RECORDS SHOWN:
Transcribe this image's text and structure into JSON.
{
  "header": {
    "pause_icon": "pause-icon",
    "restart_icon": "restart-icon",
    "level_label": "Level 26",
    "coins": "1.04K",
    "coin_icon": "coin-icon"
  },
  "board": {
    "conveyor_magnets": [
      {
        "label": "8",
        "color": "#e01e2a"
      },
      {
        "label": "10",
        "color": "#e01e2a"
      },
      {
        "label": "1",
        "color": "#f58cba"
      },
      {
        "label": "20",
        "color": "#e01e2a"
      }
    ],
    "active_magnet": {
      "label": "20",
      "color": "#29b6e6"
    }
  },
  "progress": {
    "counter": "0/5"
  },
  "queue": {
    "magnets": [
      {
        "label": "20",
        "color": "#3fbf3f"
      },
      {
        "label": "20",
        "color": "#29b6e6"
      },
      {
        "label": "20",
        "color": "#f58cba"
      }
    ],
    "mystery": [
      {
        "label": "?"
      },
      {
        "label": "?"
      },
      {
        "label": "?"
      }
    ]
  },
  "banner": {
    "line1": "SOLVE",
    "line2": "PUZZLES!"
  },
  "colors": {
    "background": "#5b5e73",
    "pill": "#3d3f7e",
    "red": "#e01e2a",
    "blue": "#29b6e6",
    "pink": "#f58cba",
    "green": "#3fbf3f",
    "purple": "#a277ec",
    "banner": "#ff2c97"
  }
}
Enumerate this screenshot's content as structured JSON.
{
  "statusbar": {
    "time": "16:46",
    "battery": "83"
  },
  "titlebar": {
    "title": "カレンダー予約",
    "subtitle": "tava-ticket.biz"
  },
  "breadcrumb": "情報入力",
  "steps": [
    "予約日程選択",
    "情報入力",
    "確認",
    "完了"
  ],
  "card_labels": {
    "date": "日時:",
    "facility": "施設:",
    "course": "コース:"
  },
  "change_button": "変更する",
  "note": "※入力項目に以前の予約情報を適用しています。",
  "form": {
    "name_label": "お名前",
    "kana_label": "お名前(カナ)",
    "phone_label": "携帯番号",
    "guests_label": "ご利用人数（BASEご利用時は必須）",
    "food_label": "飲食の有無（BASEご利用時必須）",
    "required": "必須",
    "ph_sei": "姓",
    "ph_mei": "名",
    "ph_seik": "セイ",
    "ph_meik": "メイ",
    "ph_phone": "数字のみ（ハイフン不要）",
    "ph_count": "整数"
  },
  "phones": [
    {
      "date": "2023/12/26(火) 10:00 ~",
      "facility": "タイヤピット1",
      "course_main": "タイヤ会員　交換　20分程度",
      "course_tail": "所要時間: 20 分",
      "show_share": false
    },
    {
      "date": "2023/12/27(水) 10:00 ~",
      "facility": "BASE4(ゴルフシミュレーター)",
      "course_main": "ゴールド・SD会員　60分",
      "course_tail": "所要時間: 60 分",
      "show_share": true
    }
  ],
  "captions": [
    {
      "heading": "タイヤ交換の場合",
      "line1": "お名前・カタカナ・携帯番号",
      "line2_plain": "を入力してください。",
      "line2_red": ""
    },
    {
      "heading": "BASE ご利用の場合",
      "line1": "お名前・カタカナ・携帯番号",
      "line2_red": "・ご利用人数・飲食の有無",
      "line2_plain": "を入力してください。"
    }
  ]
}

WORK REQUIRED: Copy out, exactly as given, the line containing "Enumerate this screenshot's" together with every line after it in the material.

RESPONSE BOX:
Enumerate this screenshot's content as structured JSON.
{
  "statusbar": {
    "time": "16:46",
    "battery": "83"
  },
  "titlebar": {
    "title": "カレンダー予約",
    "subtitle": "tava-ticket.biz"
  },
  "breadcrumb": "情報入力",
  "steps": [
    "予約日程選択",
    "情報入力",
    "確認",
    "完了"
  ],
  "card_labels": {
    "date": "日時:",
    "facility": "施設:",
    "course": "コース:"
  },
  "change_button": "変更する",
  "note": "※入力項目に以前の予約情報を適用しています。",
  "form": {
    "name_label": "お名前",
    "kana_label": "お名前(カナ)",
    "phone_label": "携帯番号",
    "guests_label": "ご利用人数（BASEご利用時は必須）",
    "food_label": "飲食の有無（BASEご利用時必須）",
    "required": "必須",
    "ph_sei": "姓",
    "ph_mei": "名",
    "ph_seik": "セイ",
    "ph_meik": "メイ",
    "ph_phone": "数字のみ（ハイフン不要）",
    "ph_count": "整数"
  },
  "phones": [
    {
      "date": "2023/12/26(火) 10:00 ~",
      "facility": "タイヤピット1",
      "course_main": "タイヤ会員　交換　20分程度",
      "course_tail": "所要時間: 20 分",
      "show_share": false
    },
    {
      "date": "2023/12/27(水) 10:00 ~",
      "facility": "BASE4(ゴルフシミュレーター)",
      "course_main": "ゴールド・SD会員　60分",
      "course_tail": "所要時間: 60 分",
      "show_share": true
    }
  ],
  "captions": [
    {
      "heading": "タイヤ交換の場合",
      "line1": "お名前・カタカナ・携帯番号",
      "line2_plain": "を入力してください。",
      "line2_red": ""
    },
    {
      "heading": "BASE ご利用の場合",
      "line1": "お名前・カタカナ・携帯番号",
      "line2_red": "・ご利用人数・飲食の有無",
      "line2_plain": "を入力してください。"
    }
  ]
}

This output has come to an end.